Even on these sub-zero mornings, Sharon finds homeless men sleeping on the frozen sidewalk when she opens the doors a 5 a.m. at a Lakewood day-labor center.
"Some of them are just trembling," said Sharon, a staffer at Labor Finders, who declined to give her last name because she's not authorized to speak to reporters.
"During the last big snow storm, there was an older man and the guys had to help him come in, because he was so stiff from the cold," she said.
Today, a couple dozen men, many living on the streets during these bone-chilling nights, were huddling inside the storefront, sipping coffee to warm up.
They were also filling out the four-page form for the eighth Metro Denver Homeless Point-in-Time Survey.
About 175 volunteers are fanning out across the seven-county region today to interview homeless individuals and families sleeping in shelters and cheap motels, under bridges and in Dumpsters.

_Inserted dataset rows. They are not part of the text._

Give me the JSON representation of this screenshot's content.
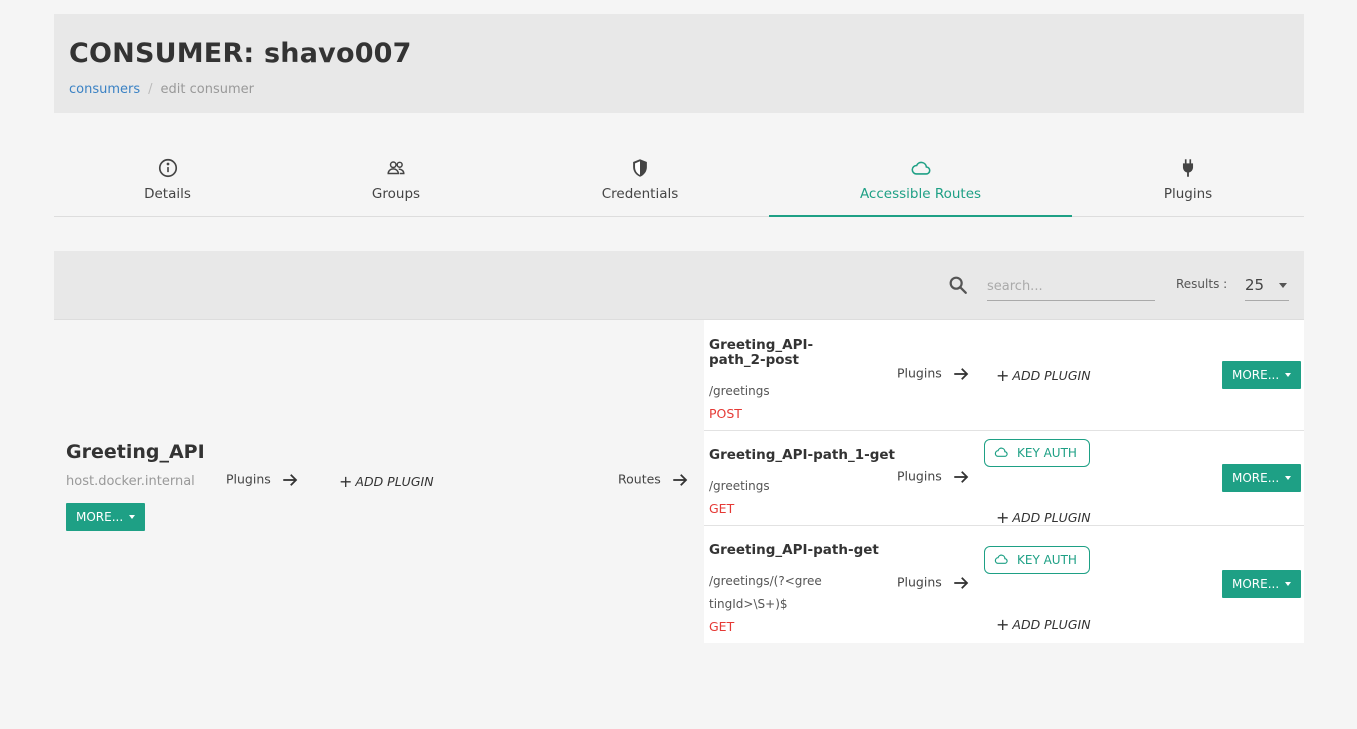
{
  "header": {
    "title": "CONSUMER: shavo007",
    "breadcrumb": {
      "link": "consumers",
      "separator": "/",
      "current": "edit consumer"
    }
  },
  "tabs": [
    {
      "label": "Details",
      "icon": "info-icon"
    },
    {
      "label": "Groups",
      "icon": "users-icon"
    },
    {
      "label": "Credentials",
      "icon": "shield-icon"
    },
    {
      "label": "Accessible Routes",
      "icon": "cloud-icon",
      "active": true
    },
    {
      "label": "Plugins",
      "icon": "plug-icon"
    }
  ],
  "toolbar": {
    "search_placeholder": "search...",
    "results_label": "Results :",
    "results_value": "25"
  },
  "service": {
    "name": "Greeting_API",
    "host": "host.docker.internal",
    "plugins_label": "Plugins",
    "add_plugin_label": "ADD PLUGIN",
    "more_label": "MORE...",
    "routes_label": "Routes"
  },
  "routes": [
    {
      "name": "Greeting_API-path_2-post",
      "path": "/greetings",
      "method": "POST",
      "plugins_label": "Plugins",
      "plugins": [],
      "add_plugin_label": "ADD PLUGIN",
      "more_label": "MORE..."
    },
    {
      "name": "Greeting_API-path_1-get",
      "path": "/greetings",
      "method": "GET",
      "plugins_label": "Plugins",
      "plugins": [
        "KEY AUTH"
      ],
      "add_plugin_label": "ADD PLUGIN",
      "more_label": "MORE..."
    },
    {
      "name": "Greeting_API-path-get",
      "path": "/greetings/(?<greetingId>\\S+)$",
      "method": "GET",
      "plugins_label": "Plugins",
      "plugins": [
        "KEY AUTH"
      ],
      "add_plugin_label": "ADD PLUGIN",
      "more_label": "MORE..."
    }
  ],
  "colors": {
    "accent": "#1ea085",
    "method": "#e53935",
    "link": "#3b82c4"
  }
}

The survey is required to obtain nearly $15 million in federal emergency housing funding. It also helps officials learn who comprises the current homeless population, why people lost their homes and how cities can best serve their needs.